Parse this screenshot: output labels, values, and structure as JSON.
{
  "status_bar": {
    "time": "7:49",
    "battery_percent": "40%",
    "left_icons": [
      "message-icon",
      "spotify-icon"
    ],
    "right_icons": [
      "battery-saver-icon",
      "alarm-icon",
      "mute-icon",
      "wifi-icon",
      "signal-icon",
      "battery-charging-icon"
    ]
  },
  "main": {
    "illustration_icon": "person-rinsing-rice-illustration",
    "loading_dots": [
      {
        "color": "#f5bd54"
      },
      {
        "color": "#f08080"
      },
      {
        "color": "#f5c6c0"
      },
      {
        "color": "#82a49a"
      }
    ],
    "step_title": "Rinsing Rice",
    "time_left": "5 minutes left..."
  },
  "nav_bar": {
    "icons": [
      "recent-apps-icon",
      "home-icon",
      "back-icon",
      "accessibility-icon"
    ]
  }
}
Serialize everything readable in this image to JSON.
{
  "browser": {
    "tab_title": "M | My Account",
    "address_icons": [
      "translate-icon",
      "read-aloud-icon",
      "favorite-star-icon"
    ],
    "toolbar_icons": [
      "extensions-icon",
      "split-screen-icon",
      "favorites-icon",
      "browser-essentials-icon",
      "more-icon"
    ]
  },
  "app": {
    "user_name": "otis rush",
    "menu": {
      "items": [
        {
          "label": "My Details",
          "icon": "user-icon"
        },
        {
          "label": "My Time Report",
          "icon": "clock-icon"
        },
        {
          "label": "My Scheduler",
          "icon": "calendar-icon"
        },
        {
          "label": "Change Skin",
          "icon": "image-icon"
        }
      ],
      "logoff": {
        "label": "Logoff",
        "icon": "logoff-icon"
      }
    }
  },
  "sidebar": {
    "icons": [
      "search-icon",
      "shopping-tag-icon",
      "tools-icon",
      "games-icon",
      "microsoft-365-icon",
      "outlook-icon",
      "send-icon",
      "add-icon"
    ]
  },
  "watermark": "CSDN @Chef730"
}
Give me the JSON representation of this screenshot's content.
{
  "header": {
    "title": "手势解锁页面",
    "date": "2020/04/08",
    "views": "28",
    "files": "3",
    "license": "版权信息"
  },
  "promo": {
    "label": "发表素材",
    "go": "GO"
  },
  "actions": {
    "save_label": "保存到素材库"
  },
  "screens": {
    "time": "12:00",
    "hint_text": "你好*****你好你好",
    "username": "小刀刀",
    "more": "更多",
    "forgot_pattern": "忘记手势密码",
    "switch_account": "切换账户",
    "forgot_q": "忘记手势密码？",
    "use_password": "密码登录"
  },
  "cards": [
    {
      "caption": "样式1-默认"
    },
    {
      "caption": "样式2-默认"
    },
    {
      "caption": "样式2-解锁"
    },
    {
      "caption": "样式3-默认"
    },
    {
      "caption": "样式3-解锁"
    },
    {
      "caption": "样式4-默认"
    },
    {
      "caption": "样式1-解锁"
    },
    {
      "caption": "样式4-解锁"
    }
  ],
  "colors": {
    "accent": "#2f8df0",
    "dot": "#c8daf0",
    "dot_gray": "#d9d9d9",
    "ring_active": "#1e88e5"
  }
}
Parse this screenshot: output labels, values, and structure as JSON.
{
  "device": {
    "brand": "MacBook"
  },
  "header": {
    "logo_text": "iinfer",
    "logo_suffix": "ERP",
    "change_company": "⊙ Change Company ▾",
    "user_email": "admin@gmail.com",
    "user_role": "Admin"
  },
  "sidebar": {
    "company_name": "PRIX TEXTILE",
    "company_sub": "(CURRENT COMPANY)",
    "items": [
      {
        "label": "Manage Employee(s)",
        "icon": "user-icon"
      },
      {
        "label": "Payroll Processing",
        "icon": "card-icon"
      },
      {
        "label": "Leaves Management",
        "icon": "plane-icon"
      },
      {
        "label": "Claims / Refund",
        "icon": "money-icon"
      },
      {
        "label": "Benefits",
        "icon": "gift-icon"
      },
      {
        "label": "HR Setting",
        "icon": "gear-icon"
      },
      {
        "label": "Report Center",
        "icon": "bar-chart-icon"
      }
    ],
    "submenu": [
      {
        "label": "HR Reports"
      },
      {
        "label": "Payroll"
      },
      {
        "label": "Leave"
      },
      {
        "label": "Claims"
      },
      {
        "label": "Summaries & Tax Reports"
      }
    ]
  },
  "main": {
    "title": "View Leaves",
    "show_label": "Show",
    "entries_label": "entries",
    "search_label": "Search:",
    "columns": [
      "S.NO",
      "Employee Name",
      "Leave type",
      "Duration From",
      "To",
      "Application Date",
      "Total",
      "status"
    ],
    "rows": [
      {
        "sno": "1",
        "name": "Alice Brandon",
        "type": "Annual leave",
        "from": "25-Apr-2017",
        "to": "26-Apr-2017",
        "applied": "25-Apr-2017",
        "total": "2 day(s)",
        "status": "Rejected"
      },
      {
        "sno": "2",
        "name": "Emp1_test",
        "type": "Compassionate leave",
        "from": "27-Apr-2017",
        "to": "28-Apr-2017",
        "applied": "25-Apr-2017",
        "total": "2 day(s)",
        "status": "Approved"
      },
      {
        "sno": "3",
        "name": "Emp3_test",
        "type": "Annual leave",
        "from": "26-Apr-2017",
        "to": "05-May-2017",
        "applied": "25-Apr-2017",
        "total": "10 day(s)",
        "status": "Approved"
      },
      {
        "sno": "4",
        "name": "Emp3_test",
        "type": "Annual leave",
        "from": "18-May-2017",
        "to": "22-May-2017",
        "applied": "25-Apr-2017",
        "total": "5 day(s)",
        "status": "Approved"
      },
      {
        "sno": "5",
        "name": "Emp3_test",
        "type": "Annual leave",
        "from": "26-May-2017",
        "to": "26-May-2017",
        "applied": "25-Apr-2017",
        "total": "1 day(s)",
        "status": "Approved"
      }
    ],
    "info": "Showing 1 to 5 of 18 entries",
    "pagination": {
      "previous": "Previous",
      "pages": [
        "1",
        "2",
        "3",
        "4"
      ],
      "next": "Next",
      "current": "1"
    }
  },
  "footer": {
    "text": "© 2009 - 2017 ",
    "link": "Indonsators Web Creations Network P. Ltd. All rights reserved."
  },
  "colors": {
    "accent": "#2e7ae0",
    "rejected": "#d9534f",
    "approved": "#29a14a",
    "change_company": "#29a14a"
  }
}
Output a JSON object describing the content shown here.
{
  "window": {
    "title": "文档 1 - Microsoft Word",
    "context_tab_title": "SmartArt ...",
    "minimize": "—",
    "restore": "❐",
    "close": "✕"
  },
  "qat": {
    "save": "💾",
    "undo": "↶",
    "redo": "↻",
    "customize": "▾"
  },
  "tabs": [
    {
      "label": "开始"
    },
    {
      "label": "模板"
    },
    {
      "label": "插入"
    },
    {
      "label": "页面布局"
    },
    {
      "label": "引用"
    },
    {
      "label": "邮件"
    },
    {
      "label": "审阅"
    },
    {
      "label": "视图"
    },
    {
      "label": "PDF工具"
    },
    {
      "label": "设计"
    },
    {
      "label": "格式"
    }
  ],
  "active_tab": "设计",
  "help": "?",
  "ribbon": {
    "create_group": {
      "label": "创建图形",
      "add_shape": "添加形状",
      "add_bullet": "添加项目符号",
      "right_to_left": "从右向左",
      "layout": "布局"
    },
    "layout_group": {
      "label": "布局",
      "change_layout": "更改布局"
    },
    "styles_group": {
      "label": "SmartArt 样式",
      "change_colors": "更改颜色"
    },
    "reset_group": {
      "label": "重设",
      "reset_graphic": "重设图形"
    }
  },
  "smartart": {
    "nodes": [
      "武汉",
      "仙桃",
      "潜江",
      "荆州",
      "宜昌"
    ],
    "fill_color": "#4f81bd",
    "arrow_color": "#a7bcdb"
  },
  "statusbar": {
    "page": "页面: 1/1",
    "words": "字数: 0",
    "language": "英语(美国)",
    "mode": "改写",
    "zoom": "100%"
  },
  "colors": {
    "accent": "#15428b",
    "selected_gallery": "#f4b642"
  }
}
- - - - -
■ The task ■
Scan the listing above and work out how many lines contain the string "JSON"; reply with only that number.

■ Exercise answer ■
5